The UK is leaving the EU at the stroke of 11pm on Friday 31 January.
And thanks to the Brexit deal, nothing much will change to your everyday life for 11 months.
Passports, visas, healthcare, driving and trade will remain more or less as they are now. But after 1 January 2021 there could be major changes, especially if there is no trade deal with the EU.
We’ve written more about those changes here, but what you need to know is this: the UK has a Brexit deal. It helps stabilise the process of leaving the EU. But it does not deal with the future relationship with the continent after that.
Here is a short guide to what the Brexit deal is, what it does, and what it doesn’t do.
What is the Brexit deal?
The ‘Brexit deal’ is an international treaty that makes it legal for the UK to leave the EU.
It governs the very complicated process of becoming the first country ever to leave the EU – disentangling the nation from thousands of EU laws built up over decades.
That deal has now been passed into law by the UK Parliament (through the Withdrawal Agreement Bill) and European Parliament.
That means the UK will legally have left the European Union at 11pm on January 31 and be unable to cancel Brexit.
What does it do?
The deal is designed to ensure there aren’t legal gaps when EU law automatically ends on Brexit day.
Most importantly it creates a ‘transition period’, which extends all EU laws until 31 December 2020 while the UK and EU negotiate a permanent trade deal.
The Brexit deal said this transition period could be extended by two years, but Boris Johnson decided to make that part illegal when he translated the deal into UK law.
The deal also includes guarantees on the rights of EU citizens who are already here to stay, with a new ‘independent monitoring authority’ to ensure their rights are upheld.
EU citizens can continue arriving in Britain until 31 December 2020 (and vice versa) but must then apply for “settled status” in order to be able to stay.
Meanwhile the deal lays out the framework for a £39bn ‘divorce bill’, paid from the UK to the EU over several decades (most of it near the start) to cover outstanding commitments between both sides.
Crucially, the Brexit deal also includes the arrangements for Northern Ireland…
What does it do for Northern Ireland?

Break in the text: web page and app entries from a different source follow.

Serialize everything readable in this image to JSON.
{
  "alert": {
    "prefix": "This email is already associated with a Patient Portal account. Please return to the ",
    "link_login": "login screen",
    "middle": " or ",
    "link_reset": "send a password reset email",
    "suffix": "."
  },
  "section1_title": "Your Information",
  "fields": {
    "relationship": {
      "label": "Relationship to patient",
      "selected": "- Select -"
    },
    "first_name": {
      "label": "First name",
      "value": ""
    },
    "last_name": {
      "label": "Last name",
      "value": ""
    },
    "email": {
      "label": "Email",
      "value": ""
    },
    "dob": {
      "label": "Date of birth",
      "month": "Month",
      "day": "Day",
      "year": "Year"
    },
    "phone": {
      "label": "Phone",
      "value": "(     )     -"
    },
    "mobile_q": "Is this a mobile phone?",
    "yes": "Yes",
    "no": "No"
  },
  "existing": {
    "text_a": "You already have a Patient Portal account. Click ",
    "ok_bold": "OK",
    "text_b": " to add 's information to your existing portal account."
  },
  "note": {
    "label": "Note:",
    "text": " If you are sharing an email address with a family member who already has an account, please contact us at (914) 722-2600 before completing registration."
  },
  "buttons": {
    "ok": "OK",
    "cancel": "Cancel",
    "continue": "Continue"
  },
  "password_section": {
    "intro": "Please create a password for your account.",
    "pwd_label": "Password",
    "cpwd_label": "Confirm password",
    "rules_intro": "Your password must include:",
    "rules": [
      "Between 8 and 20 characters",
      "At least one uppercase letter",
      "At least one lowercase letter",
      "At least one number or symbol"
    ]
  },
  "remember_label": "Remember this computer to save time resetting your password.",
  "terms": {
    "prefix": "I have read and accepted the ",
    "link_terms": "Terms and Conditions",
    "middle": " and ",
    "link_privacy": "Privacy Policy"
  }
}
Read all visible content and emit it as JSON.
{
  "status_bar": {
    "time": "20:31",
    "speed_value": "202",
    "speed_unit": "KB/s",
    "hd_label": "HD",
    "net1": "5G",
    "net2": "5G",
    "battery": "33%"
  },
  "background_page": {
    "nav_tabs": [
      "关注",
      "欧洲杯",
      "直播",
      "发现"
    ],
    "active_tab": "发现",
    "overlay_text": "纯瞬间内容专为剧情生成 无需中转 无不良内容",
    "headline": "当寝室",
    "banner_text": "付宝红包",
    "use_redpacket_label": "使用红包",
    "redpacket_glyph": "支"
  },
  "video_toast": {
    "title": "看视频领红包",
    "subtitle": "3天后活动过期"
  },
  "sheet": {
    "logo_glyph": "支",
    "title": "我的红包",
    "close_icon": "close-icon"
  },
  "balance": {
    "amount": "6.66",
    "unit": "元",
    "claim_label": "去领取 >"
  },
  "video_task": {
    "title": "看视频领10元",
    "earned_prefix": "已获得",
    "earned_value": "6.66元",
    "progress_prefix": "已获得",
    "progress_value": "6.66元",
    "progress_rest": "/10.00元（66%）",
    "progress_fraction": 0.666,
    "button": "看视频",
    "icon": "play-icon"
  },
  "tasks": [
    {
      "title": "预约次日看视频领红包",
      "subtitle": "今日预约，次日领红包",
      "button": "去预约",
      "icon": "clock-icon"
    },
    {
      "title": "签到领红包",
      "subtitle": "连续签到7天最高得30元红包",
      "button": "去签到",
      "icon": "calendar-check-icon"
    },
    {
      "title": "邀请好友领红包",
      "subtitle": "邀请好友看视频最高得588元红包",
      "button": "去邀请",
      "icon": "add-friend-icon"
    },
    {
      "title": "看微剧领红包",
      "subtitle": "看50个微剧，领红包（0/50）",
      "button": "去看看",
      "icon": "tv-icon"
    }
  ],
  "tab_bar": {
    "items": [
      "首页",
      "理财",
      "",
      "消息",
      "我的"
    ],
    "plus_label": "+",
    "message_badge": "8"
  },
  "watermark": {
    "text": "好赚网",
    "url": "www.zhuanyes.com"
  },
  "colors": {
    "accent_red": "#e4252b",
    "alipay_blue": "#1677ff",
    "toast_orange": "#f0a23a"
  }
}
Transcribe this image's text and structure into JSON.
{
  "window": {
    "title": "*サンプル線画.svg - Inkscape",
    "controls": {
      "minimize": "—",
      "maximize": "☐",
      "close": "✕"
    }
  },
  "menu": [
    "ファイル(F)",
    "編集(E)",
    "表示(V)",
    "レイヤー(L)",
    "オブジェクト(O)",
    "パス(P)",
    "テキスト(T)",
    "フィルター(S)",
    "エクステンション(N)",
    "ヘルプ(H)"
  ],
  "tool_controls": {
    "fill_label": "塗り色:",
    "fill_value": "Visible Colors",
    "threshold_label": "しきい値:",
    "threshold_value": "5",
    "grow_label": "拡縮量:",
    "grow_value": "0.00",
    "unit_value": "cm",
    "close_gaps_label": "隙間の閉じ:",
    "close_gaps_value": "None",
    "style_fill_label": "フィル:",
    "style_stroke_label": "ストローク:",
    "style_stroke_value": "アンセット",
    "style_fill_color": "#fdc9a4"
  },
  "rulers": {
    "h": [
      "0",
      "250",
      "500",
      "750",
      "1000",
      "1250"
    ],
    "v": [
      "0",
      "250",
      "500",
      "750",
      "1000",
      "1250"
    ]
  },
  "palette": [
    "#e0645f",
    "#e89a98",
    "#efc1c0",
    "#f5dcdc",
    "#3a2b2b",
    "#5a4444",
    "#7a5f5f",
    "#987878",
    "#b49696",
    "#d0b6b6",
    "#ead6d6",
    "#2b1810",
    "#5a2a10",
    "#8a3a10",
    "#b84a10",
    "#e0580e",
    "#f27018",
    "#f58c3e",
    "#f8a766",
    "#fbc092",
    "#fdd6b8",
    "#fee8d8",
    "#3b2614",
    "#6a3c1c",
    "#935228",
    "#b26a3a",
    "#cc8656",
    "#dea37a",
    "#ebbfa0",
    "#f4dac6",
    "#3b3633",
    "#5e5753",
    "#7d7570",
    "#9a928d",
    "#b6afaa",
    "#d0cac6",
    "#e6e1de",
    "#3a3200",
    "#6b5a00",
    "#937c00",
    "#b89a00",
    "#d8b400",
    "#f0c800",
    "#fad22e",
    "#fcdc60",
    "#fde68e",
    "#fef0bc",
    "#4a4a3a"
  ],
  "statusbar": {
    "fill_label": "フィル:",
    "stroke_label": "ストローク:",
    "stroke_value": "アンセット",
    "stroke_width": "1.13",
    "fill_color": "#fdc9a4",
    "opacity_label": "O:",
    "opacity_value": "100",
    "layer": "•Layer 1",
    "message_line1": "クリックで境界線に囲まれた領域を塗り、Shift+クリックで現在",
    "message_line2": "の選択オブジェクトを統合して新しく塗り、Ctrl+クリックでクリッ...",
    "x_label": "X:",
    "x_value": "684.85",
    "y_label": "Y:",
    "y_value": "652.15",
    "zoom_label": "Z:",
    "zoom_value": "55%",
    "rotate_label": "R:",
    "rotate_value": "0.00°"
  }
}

By far the most difficult question was Northern Ireland – how to solve the problem of trading with both the Republic (EU) and Great Britain (not EU) at the same time.
The first version of the Brexit deal, secured by Theresa May, contained a “backstop” which would have forced the whole of the UK to follow EU customs rules with no time limit.
Boris Johnson axed that for a hybrid system – with different rules for customs and the single market.
Northern Ireland is part of the UK’s customs territory. But firms will have to sign customs forms if they send goods between Great Britain and Northern Ireland – and pay customs duties if those goods are likely to move on to the EU in future.
Meanwhile Northern Ireland and the Republic will share some EU single market rules – forcing checks on manufactured and agricultural products crossing the Irish Sea.
The Northern Ireland Assembly – known as Stormont – will get a vote every four years on whether to let EU law continue in this way. But this vote could be passed by a simple majority – denying the DUP a veto on staying under EU laws long-term.
What does it not do?
Apart from a brief political declaration, the Brexit deal doesn’t say what happens from January 2021.
That will be governed by a trade deal between the UK and EU, talks over which begin in February 2020.
Boris Johnson wants a Free Trade Agreement between the UK and EU a bit like one with Canada, but that took the EU seven years to agree and sign.
If it doesn’t happen by 31 December 2020, the UK will leave in a ‘no deal’ Brexit which ramps up restrictions on movement and tariffs on goods. There could be queues at ports and changes to everything from visas to roaming.
Wrapped up in that deal will be many, many issues, but also those around workers’ rights. Critics had wanted Boris Johnson to tack to future EU rules on workers’ rights, but the PM dropped those assurances from his version of the deal.